WHAT YOU WILL DO: State how many lines of the records include the word "code"; the reply is that number alone.

GIVEN DATA:
▶

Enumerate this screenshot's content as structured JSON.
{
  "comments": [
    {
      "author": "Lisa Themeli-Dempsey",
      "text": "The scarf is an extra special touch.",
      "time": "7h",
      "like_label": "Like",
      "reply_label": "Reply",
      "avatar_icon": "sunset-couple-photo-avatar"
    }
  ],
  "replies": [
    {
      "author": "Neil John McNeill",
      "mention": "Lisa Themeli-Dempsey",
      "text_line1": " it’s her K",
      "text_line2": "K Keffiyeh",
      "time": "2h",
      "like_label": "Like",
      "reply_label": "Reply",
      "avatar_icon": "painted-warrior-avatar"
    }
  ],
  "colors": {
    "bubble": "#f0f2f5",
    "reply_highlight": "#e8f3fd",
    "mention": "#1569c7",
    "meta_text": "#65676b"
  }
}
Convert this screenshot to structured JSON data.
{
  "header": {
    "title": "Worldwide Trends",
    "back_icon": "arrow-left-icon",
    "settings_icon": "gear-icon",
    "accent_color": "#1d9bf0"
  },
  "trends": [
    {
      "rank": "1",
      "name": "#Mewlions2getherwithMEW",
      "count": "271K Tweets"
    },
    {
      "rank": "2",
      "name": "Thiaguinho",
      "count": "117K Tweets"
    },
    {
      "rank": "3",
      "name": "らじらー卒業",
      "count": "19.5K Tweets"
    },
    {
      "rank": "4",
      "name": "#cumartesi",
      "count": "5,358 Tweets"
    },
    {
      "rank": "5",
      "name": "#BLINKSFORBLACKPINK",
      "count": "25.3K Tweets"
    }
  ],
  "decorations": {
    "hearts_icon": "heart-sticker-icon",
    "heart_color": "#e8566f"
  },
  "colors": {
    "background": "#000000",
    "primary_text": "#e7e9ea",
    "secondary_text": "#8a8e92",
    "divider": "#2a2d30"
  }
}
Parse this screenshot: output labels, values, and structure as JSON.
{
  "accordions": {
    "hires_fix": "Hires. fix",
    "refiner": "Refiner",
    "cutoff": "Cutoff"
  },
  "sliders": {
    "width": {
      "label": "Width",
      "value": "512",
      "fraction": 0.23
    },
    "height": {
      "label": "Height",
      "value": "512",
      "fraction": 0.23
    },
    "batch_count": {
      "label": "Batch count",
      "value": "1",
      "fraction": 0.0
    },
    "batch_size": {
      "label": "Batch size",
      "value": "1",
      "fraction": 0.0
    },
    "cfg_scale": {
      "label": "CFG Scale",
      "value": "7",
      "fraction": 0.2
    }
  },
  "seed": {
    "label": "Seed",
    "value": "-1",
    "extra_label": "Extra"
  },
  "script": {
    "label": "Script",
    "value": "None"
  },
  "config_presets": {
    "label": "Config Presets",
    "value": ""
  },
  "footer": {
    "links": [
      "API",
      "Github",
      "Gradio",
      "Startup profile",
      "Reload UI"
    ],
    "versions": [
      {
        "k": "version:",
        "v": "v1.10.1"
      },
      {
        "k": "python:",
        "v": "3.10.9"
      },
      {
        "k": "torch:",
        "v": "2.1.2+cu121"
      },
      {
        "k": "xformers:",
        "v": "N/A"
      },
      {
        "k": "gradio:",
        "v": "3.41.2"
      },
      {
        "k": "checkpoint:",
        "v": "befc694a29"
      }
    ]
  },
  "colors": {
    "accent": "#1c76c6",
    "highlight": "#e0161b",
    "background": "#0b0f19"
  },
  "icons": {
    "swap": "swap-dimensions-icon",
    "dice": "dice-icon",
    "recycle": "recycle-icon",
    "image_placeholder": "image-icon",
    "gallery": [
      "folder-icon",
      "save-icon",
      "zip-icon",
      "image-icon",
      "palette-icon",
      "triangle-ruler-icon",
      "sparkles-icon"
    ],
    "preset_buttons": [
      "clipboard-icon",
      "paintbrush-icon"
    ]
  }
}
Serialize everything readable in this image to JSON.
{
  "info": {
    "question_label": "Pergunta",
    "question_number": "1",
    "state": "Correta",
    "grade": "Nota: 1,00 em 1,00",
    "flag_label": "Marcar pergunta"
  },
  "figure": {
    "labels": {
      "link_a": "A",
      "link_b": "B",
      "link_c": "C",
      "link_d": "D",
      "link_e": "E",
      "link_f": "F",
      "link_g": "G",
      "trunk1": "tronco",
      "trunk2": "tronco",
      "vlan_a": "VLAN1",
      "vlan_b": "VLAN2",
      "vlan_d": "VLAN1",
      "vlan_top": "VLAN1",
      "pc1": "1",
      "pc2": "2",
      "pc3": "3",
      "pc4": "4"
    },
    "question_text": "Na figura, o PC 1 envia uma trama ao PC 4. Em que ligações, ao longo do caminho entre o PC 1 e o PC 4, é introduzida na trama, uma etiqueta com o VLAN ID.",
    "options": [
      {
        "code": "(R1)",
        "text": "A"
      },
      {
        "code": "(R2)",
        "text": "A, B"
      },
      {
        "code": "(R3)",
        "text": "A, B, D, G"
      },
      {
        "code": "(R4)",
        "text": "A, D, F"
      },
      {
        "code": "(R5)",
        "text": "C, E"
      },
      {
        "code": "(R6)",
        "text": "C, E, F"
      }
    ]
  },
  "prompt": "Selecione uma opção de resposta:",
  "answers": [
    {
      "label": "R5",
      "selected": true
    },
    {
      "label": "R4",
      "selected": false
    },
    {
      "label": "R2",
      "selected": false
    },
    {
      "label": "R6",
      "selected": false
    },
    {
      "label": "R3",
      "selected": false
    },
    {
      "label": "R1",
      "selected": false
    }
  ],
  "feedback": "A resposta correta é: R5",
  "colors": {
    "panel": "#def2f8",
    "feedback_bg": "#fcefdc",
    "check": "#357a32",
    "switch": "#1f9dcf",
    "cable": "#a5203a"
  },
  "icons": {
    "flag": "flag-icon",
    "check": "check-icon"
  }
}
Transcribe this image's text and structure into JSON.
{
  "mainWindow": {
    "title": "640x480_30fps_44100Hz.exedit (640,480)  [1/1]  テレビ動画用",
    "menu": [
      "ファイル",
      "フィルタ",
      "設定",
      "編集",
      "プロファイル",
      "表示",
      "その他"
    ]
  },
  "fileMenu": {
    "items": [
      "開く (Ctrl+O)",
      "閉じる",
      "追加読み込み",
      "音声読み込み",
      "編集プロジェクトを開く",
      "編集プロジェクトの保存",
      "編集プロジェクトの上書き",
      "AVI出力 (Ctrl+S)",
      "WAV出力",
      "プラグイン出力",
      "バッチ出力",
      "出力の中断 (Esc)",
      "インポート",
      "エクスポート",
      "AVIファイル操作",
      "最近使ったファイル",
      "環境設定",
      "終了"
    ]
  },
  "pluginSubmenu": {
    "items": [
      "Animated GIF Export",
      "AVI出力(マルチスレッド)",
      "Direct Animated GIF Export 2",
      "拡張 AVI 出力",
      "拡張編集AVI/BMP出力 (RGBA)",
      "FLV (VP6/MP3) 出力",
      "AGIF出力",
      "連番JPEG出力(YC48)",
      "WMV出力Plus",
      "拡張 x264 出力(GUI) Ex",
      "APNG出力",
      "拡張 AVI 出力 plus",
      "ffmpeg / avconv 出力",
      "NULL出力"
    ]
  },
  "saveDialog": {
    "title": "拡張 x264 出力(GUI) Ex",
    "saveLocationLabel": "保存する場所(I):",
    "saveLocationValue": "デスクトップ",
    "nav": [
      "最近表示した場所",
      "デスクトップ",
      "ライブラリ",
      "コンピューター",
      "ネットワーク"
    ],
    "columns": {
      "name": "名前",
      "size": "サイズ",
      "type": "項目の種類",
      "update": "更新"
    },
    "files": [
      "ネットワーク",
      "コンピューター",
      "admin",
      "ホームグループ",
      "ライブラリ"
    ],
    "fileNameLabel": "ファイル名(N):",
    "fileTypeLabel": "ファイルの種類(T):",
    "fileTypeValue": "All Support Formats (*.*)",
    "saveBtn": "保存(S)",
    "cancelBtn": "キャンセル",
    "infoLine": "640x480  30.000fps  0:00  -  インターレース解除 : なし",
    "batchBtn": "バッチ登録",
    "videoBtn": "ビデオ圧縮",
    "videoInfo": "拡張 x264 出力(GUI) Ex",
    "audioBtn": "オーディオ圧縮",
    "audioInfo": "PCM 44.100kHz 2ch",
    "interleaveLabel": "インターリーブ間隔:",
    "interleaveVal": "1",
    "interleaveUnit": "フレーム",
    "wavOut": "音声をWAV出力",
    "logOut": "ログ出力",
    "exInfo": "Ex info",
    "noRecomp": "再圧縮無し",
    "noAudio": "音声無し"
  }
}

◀

RESPONSE BELOW: 6